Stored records
================

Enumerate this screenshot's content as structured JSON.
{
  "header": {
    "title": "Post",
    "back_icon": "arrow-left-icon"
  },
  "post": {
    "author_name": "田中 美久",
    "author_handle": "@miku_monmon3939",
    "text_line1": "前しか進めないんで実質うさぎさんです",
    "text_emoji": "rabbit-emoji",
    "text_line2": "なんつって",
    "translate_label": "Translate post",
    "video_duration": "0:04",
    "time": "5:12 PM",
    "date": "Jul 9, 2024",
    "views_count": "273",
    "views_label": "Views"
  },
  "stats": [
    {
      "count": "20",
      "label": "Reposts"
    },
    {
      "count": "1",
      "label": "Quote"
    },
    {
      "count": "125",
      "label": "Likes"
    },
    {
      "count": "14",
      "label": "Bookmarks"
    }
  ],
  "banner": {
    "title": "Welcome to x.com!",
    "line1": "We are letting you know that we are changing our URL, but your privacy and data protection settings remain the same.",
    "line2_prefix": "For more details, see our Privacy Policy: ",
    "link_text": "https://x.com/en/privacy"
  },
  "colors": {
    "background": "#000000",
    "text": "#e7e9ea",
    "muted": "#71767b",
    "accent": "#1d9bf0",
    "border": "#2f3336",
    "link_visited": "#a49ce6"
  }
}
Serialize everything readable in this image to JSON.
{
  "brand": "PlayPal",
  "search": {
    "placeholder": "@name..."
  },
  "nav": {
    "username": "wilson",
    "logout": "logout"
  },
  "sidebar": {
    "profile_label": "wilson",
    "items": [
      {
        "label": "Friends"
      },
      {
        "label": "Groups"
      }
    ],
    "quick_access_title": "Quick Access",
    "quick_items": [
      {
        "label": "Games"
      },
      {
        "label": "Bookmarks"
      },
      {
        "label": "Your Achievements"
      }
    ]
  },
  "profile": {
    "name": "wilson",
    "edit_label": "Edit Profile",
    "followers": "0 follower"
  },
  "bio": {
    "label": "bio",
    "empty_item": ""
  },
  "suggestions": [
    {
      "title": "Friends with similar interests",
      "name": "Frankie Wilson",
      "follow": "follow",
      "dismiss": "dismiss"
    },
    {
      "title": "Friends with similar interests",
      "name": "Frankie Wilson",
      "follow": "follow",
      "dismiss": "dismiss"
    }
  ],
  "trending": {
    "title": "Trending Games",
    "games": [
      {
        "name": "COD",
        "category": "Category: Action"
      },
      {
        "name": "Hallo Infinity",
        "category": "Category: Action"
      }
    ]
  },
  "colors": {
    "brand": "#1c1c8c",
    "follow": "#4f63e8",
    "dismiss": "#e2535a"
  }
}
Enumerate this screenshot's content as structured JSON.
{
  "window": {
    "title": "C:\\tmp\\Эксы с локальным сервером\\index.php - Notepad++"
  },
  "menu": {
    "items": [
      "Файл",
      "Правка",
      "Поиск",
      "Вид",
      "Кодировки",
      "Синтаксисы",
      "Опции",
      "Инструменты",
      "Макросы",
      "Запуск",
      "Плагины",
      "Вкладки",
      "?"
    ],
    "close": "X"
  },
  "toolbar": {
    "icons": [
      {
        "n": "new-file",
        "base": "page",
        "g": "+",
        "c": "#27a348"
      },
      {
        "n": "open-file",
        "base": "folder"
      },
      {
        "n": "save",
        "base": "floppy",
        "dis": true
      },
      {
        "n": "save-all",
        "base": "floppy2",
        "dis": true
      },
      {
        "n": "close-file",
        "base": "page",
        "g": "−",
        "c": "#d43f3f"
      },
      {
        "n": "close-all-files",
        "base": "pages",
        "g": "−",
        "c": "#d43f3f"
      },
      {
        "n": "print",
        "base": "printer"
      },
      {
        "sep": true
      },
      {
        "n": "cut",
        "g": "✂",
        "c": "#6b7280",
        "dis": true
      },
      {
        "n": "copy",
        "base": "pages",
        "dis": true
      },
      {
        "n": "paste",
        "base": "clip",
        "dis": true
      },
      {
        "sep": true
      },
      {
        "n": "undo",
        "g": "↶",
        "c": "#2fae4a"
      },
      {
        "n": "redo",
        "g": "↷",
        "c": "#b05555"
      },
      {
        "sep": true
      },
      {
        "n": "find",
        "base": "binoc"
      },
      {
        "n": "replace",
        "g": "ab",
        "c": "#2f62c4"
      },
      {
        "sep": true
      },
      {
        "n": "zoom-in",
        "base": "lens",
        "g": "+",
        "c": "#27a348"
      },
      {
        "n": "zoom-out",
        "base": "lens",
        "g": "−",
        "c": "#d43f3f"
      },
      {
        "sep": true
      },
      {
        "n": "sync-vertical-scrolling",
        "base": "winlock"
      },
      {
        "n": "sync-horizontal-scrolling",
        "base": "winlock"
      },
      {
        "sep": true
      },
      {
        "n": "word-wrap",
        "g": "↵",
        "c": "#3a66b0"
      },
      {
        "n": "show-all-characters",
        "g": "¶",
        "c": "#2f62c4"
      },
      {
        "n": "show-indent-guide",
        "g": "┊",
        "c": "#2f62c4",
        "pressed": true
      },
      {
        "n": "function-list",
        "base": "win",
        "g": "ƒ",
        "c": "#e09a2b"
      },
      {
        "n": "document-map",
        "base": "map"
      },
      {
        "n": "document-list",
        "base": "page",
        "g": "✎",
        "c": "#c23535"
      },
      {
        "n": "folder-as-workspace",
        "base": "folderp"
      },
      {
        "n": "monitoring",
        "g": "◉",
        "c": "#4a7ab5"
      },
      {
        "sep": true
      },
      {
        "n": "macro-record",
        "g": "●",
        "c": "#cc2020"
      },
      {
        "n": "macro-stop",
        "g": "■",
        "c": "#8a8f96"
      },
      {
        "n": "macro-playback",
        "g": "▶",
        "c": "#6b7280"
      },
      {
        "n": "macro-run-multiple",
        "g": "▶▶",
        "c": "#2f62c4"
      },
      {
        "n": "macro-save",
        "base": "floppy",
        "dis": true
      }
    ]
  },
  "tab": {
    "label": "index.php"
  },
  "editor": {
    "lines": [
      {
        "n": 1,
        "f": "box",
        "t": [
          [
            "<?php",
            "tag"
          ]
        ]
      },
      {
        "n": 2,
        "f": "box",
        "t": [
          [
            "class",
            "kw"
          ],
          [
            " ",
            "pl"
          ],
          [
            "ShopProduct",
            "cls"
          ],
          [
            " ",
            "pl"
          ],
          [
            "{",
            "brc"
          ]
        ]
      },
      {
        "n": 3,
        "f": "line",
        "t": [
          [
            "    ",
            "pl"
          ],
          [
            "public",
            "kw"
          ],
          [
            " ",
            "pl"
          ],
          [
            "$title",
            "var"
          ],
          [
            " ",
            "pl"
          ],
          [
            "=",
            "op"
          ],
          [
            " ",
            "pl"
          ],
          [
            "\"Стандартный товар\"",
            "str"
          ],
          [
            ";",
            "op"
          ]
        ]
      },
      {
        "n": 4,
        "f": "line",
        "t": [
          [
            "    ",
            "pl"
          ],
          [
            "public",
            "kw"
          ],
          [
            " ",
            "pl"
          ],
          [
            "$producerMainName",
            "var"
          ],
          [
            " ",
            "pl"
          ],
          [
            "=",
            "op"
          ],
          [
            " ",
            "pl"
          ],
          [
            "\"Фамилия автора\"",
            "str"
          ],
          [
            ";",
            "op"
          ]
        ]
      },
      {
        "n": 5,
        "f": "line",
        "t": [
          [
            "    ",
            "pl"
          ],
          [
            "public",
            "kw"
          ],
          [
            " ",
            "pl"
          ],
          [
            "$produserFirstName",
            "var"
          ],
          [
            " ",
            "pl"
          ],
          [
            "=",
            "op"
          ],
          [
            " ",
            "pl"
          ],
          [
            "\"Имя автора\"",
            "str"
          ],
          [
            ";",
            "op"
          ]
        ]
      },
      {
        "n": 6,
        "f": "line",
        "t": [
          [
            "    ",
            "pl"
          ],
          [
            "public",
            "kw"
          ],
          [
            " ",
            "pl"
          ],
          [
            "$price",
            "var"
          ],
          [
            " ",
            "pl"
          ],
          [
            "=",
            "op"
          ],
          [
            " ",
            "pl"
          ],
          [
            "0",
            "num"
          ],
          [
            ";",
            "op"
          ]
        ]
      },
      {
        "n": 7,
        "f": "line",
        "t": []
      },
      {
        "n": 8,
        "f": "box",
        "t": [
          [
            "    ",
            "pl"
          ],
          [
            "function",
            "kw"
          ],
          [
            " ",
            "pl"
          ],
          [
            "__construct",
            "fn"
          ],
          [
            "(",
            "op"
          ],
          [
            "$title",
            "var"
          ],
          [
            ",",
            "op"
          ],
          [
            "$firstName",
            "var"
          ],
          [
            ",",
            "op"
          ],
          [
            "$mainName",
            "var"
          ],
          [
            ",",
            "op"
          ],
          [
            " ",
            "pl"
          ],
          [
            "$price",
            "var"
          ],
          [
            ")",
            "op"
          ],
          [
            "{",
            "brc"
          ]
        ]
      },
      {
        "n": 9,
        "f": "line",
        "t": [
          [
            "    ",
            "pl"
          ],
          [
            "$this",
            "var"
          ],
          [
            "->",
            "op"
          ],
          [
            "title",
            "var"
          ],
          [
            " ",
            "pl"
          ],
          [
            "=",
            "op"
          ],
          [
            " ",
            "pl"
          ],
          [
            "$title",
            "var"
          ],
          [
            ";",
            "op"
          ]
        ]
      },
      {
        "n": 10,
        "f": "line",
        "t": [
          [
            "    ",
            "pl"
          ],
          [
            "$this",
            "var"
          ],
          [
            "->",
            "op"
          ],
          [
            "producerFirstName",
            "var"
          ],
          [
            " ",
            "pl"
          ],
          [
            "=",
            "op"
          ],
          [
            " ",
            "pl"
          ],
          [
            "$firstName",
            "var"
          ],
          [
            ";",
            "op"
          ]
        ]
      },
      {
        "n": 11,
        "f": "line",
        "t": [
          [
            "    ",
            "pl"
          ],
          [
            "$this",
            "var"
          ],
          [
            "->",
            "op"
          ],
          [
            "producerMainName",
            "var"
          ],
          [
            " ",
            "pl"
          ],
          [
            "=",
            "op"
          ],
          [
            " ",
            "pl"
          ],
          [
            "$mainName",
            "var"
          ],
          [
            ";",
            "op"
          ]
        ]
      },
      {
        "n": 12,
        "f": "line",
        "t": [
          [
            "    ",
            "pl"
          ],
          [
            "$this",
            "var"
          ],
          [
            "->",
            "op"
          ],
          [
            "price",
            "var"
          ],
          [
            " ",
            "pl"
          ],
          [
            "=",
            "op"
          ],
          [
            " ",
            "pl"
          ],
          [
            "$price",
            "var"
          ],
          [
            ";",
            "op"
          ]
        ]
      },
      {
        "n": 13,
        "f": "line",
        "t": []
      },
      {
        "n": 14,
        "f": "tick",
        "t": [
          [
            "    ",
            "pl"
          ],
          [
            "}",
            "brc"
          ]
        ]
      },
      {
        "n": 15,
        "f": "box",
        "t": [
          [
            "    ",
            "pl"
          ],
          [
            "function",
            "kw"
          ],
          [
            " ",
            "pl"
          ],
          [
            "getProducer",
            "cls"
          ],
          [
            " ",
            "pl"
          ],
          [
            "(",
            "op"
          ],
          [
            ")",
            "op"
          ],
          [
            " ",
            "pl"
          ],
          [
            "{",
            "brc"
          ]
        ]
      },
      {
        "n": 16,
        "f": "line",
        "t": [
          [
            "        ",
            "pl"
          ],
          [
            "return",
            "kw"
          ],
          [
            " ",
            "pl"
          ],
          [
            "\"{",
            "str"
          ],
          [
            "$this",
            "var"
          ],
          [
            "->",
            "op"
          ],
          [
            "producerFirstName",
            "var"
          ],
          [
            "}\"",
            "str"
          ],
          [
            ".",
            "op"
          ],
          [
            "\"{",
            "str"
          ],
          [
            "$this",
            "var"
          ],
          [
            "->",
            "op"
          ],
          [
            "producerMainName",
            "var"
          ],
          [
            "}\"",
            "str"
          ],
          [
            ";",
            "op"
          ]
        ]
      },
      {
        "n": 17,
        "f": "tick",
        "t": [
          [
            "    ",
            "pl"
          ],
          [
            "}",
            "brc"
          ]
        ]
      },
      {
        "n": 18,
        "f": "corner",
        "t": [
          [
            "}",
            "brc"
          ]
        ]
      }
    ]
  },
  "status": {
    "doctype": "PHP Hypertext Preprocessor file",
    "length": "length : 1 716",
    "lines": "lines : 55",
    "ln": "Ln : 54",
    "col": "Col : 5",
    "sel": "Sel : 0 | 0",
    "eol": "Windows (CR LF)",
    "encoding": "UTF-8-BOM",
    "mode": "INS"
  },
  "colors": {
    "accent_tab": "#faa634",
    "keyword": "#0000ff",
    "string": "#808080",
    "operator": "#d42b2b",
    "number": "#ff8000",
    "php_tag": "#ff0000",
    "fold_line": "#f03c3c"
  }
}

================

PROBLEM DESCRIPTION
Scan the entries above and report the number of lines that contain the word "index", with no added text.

EXERCISE OUTPUT
2